Interface dataset entries:
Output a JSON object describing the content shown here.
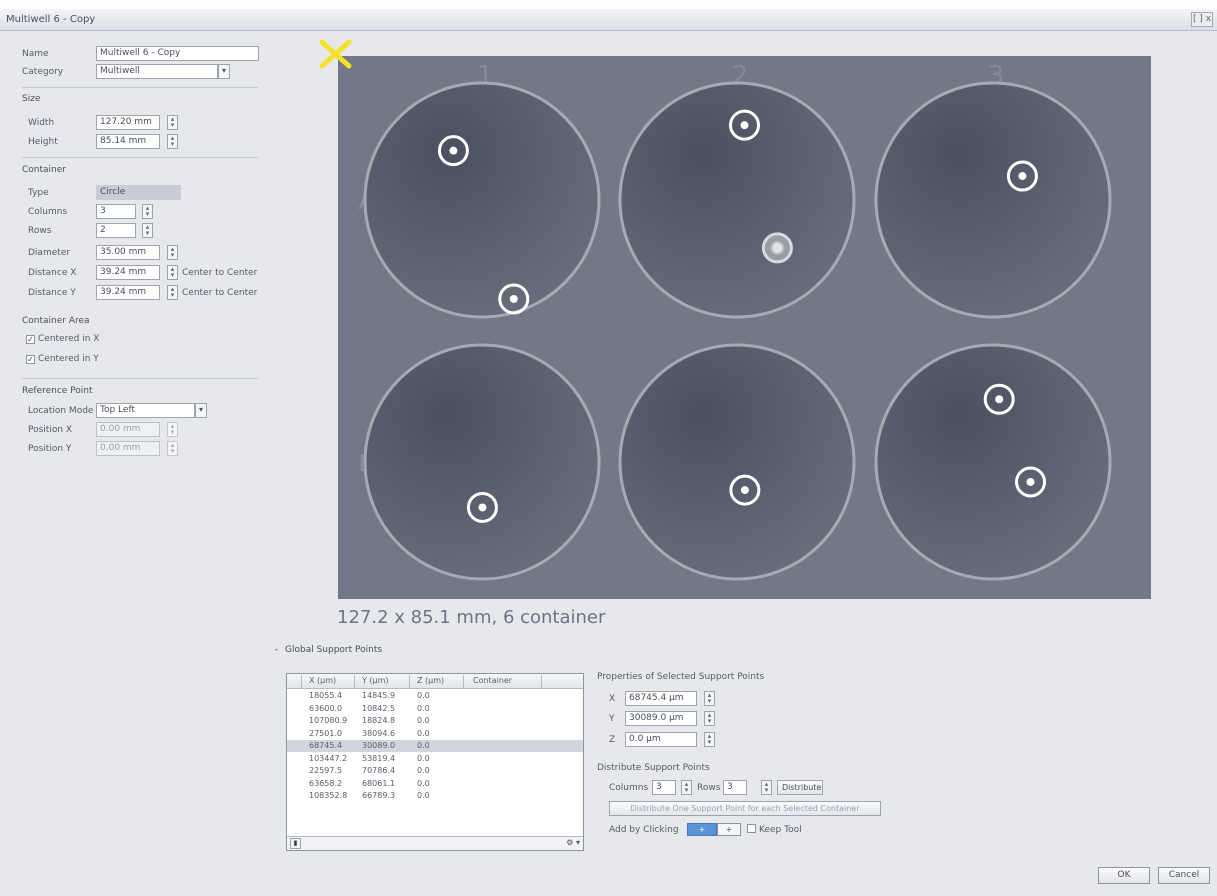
{
  "window": {
    "title": "Multiwell 6 - Copy",
    "close_label": "[ ] x"
  },
  "general": {
    "name_label": "Name",
    "name_value": "Multiwell 6 - Copy",
    "category_label": "Category",
    "category_value": "Multiwell"
  },
  "size": {
    "title": "Size",
    "width_label": "Width",
    "width_value": "127.20 mm",
    "height_label": "Height",
    "height_value": "85.14 mm"
  },
  "container": {
    "title": "Container",
    "type_label": "Type",
    "type_value": "Circle",
    "columns_label": "Columns",
    "columns_value": "3",
    "rows_label": "Rows",
    "rows_value": "2",
    "diameter_label": "Diameter",
    "diameter_value": "35.00 mm",
    "distance_x_label": "Distance X",
    "distance_x_value": "39.24 mm",
    "distance_x_mode": "Center to Center",
    "distance_y_label": "Distance Y",
    "distance_y_value": "39.24 mm",
    "distance_y_mode": "Center to Center"
  },
  "container_area": {
    "title": "Container Area",
    "centered_x": "Centered in X",
    "centered_y": "Centered in Y"
  },
  "reference_point": {
    "title": "Reference Point",
    "location_mode_label": "Location Mode",
    "location_mode_value": "Top Left",
    "position_x_label": "Position X",
    "position_x_value": "0.00 mm",
    "position_y_label": "Position Y",
    "position_y_value": "0.00 mm"
  },
  "plate": {
    "column_labels": [
      "1",
      "2",
      "3"
    ],
    "row_labels": [
      "A",
      "B"
    ],
    "summary": "127.2 x 85.1 mm, 6 container",
    "colors": {
      "plate": "#737886",
      "well_fill": "#4f5463",
      "well_ring": "#a7aab3",
      "marker": "#ffffff",
      "origin_marker": "#f3e12a"
    }
  },
  "global_support_points": {
    "title": "Global Support Points",
    "toggle": "-",
    "columns": [
      "X (µm)",
      "Y (µm)",
      "Z (µm)",
      "Container"
    ],
    "rows": [
      [
        "18055.4",
        "14845.9",
        "0.0",
        ""
      ],
      [
        "63600.0",
        "10842.5",
        "0.0",
        ""
      ],
      [
        "107080.9",
        "18824.8",
        "0.0",
        ""
      ],
      [
        "27501.0",
        "38094.6",
        "0.0",
        ""
      ],
      [
        "68745.4",
        "30089.0",
        "0.0",
        ""
      ],
      [
        "103447.2",
        "53819.4",
        "0.0",
        ""
      ],
      [
        "22597.5",
        "70786.4",
        "0.0",
        ""
      ],
      [
        "63658.2",
        "68061.1",
        "0.0",
        ""
      ],
      [
        "108352.8",
        "66789.3",
        "0.0",
        ""
      ]
    ],
    "selected_row": 4,
    "footer_right": "⚙ ▾"
  },
  "properties": {
    "title": "Properties of Selected Support Points",
    "x_label": "X",
    "x_value": "68745.4 µm",
    "y_label": "Y",
    "y_value": "30089.0 µm",
    "z_label": "Z",
    "z_value": "0.0 µm"
  },
  "distribute": {
    "title": "Distribute Support Points",
    "columns_label": "Columns",
    "columns_value": "3",
    "rows_label": "Rows",
    "rows_value": "3",
    "distribute_button": "Distribute",
    "one_per_container_button": "Distribute One Support Point for each Selected Container",
    "add_by_clicking_label": "Add by Clicking",
    "add_on": "+",
    "add_off": "+",
    "keep_tool_label": "Keep Tool"
  },
  "dialog": {
    "ok_label": "OK",
    "cancel_label": "Cancel"
  }
}
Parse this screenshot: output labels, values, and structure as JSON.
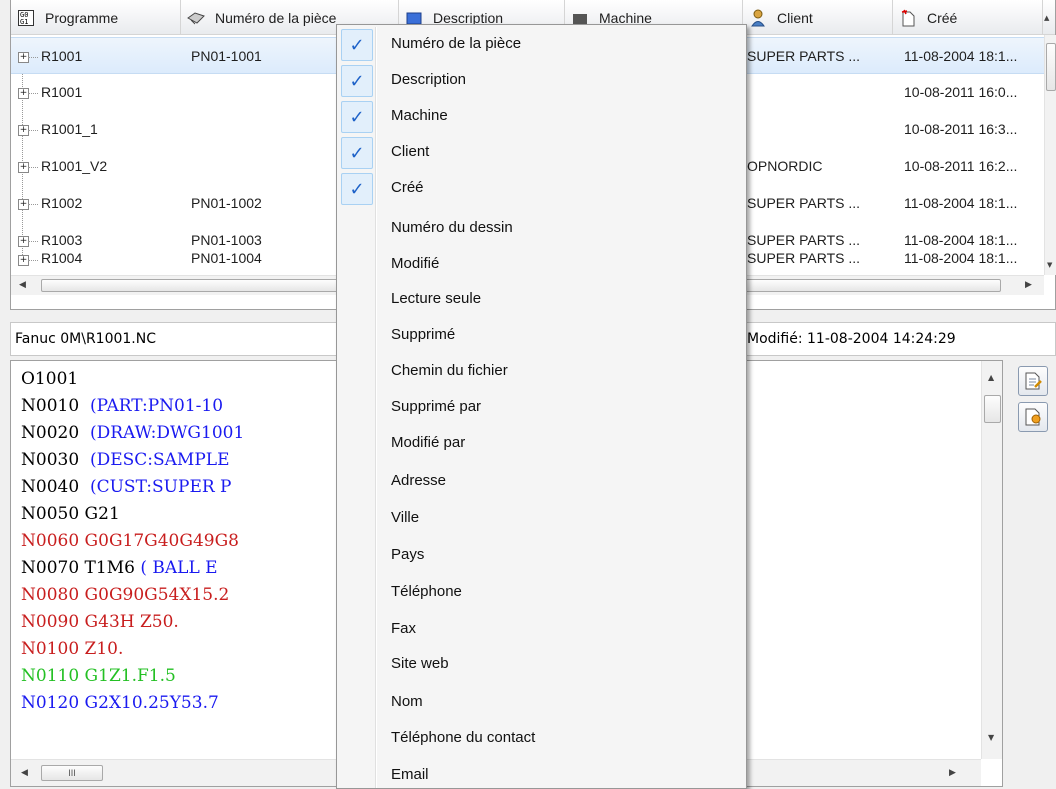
{
  "grid": {
    "columns": [
      {
        "label": "Programme",
        "icon": "g-code-icon"
      },
      {
        "label": "Numéro de la pièce",
        "icon": "part-number-icon"
      },
      {
        "label": "Description",
        "icon": "description-icon"
      },
      {
        "label": "Machine",
        "icon": "machine-icon"
      },
      {
        "label": "Client",
        "icon": "client-icon"
      },
      {
        "label": "Créé",
        "icon": "created-icon"
      }
    ],
    "rows": [
      {
        "program": "R1001",
        "part": "PN01-1001",
        "client": "SUPER PARTS ...",
        "created": "11-08-2004 18:1...",
        "selected": true
      },
      {
        "program": "R1001",
        "part": "",
        "client": "",
        "created": "10-08-2011 16:0..."
      },
      {
        "program": "R1001_1",
        "part": "",
        "client": "",
        "created": "10-08-2011 16:3..."
      },
      {
        "program": "R1001_V2",
        "part": "",
        "client": "OPNORDIC",
        "created": "10-08-2011 16:2..."
      },
      {
        "program": "R1002",
        "part": "PN01-1002",
        "client": "SUPER PARTS ...",
        "created": "11-08-2004 18:1..."
      },
      {
        "program": "R1003",
        "part": "PN01-1003",
        "client": "SUPER PARTS ...",
        "created": "11-08-2004 18:1..."
      },
      {
        "program": "R1004",
        "part": "PN01-1004",
        "client": "SUPER PARTS ...",
        "created": "11-08-2004 18:1..."
      }
    ]
  },
  "panel": {
    "path": "Fanuc 0M\\R1001.NC",
    "modified": "Modifié: 11-08-2004 14:24:29"
  },
  "code": [
    {
      "n": "O1001",
      "rest": "",
      "color": "k"
    },
    {
      "n": "N0010",
      "rest": "(PART:PN01-10",
      "color": "b"
    },
    {
      "n": "N0020",
      "rest": "(DRAW:DWG1001",
      "color": "b"
    },
    {
      "n": "N0030",
      "rest": "(DESC:SAMPLE",
      "color": "b"
    },
    {
      "n": "N0040",
      "rest": "(CUST:SUPER P",
      "color": "b"
    },
    {
      "n": "N0050",
      "rest": "G21",
      "color": "k"
    },
    {
      "n": "N0060",
      "rest": "G0G17G40G49G8",
      "color": "r"
    },
    {
      "n": "N0070",
      "rest": "T1M6",
      "rest2": "( BALL E",
      "color": "k"
    },
    {
      "n": "N0080",
      "rest": "G0G90G54X15.2",
      "color": "r"
    },
    {
      "n": "N0090",
      "rest": "G43H Z50.",
      "color": "r"
    },
    {
      "n": "N0100",
      "rest": "Z10.",
      "color": "r"
    },
    {
      "n": "N0110",
      "rest": "G1Z1.F1.5",
      "color": "g"
    },
    {
      "n": "N0120",
      "rest": "G2X10.25Y53.7",
      "color": "b"
    }
  ],
  "menu": {
    "items": [
      {
        "label": "Numéro de la pièce",
        "checked": true
      },
      {
        "label": "Description",
        "checked": true
      },
      {
        "label": "Machine",
        "checked": true
      },
      {
        "label": "Client",
        "checked": true
      },
      {
        "label": "Créé",
        "checked": true
      },
      {
        "label": "Numéro du dessin",
        "checked": false
      },
      {
        "label": "Modifié",
        "checked": false
      },
      {
        "label": "Lecture seule",
        "checked": false
      },
      {
        "label": "Supprimé",
        "checked": false
      },
      {
        "label": "Chemin du fichier",
        "checked": false
      },
      {
        "label": "Supprimé par",
        "checked": false
      },
      {
        "label": "Modifié par",
        "checked": false
      },
      {
        "label": "Adresse",
        "checked": false
      },
      {
        "label": "Ville",
        "checked": false
      },
      {
        "label": "Pays",
        "checked": false
      },
      {
        "label": "Téléphone",
        "checked": false
      },
      {
        "label": "Fax",
        "checked": false
      },
      {
        "label": "Site web",
        "checked": false
      },
      {
        "label": "Nom",
        "checked": false
      },
      {
        "label": "Téléphone du contact",
        "checked": false
      },
      {
        "label": "Email",
        "checked": false
      }
    ],
    "check_glyph": "✓"
  },
  "scroll": {
    "left": "◀",
    "right": "▶",
    "up": "▲",
    "down": "▼",
    "grip": "III"
  },
  "colors": {
    "check": "#1e62c8",
    "selection": "#dcebfc"
  }
}
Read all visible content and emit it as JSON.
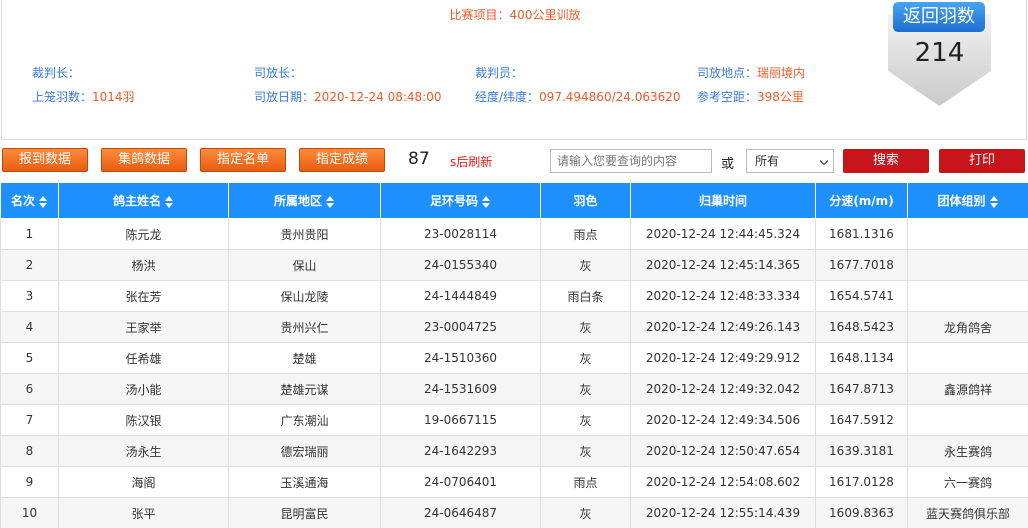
{
  "header": {
    "race_item_label": "比赛项目：",
    "race_item_value": "400公里训放",
    "chief_judge_label": "裁判长：",
    "chief_judge_value": "",
    "release_director_label": "司放长：",
    "release_director_value": "",
    "referee_label": "裁判员：",
    "referee_value": "",
    "release_place_label": "司放地点：",
    "release_place_value": "瑞丽境内",
    "caged_count_label": "上笼羽数：",
    "caged_count_value": "1014羽",
    "release_date_label": "司放日期：",
    "release_date_value": "2020-12-24 08:48:00",
    "coords_label": "经度/纬度：",
    "coords_value": "097.494860/24.063620",
    "ref_distance_label": "参考空距：",
    "ref_distance_value": "398公里"
  },
  "badge": {
    "title": "返回羽数",
    "count": "214"
  },
  "toolbar": {
    "buttons": [
      "报到数据",
      "集鸽数据",
      "指定名单",
      "指定成绩"
    ],
    "countdown": "87",
    "refresh_label": "s后刷新",
    "search_placeholder": "请输入您要查询的内容",
    "or_label": "或",
    "filter_value": "所有",
    "search_label": "搜索",
    "print_label": "打印"
  },
  "table": {
    "columns": [
      "名次",
      "鸽主姓名",
      "所属地区",
      "足环号码",
      "羽色",
      "归巢时间",
      "分速(m/m)",
      "团体组别"
    ],
    "rows": [
      [
        "1",
        "陈元龙",
        "贵州贵阳",
        "23-0028114",
        "雨点",
        "2020-12-24 12:44:45.324",
        "1681.1316",
        ""
      ],
      [
        "2",
        "杨洪",
        "保山",
        "24-0155340",
        "灰",
        "2020-12-24 12:45:14.365",
        "1677.7018",
        ""
      ],
      [
        "3",
        "张在芳",
        "保山龙陵",
        "24-1444849",
        "雨白条",
        "2020-12-24 12:48:33.334",
        "1654.5741",
        ""
      ],
      [
        "4",
        "王家举",
        "贵州兴仁",
        "23-0004725",
        "灰",
        "2020-12-24 12:49:26.143",
        "1648.5423",
        "龙角鸽舍"
      ],
      [
        "5",
        "任希雄",
        "楚雄",
        "24-1510360",
        "灰",
        "2020-12-24 12:49:29.912",
        "1648.1134",
        ""
      ],
      [
        "6",
        "汤小能",
        "楚雄元谋",
        "24-1531609",
        "灰",
        "2020-12-24 12:49:32.042",
        "1647.8713",
        "鑫源鸽祥"
      ],
      [
        "7",
        "陈汉银",
        "广东潮汕",
        "19-0667115",
        "灰",
        "2020-12-24 12:49:34.506",
        "1647.5912",
        ""
      ],
      [
        "8",
        "汤永生",
        "德宏瑞丽",
        "24-1642293",
        "灰",
        "2020-12-24 12:50:47.654",
        "1639.3181",
        "永生赛鸽"
      ],
      [
        "9",
        "海阁",
        "玉溪通海",
        "24-0706401",
        "雨点",
        "2020-12-24 12:54:08.602",
        "1617.0128",
        "六一赛鸽"
      ],
      [
        "10",
        "张平",
        "昆明富民",
        "24-0646487",
        "灰",
        "2020-12-24 12:55:14.439",
        "1609.8363",
        "蓝天赛鸽俱乐部"
      ]
    ]
  },
  "colors": {
    "accent_blue": "#1e90ff",
    "orange": "#f05a28",
    "button_orange": "#ff8a3d",
    "button_red": "#c8151b",
    "label_blue": "#3a7bd5"
  }
}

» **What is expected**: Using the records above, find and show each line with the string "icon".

» **Solution to the problem**:
        "icon": "g-code-icon"
        "icon": "part-number-icon"
        "icon": "description-icon"
        "icon": "machine-icon"
        "icon": "client-icon"
        "icon": "created-icon"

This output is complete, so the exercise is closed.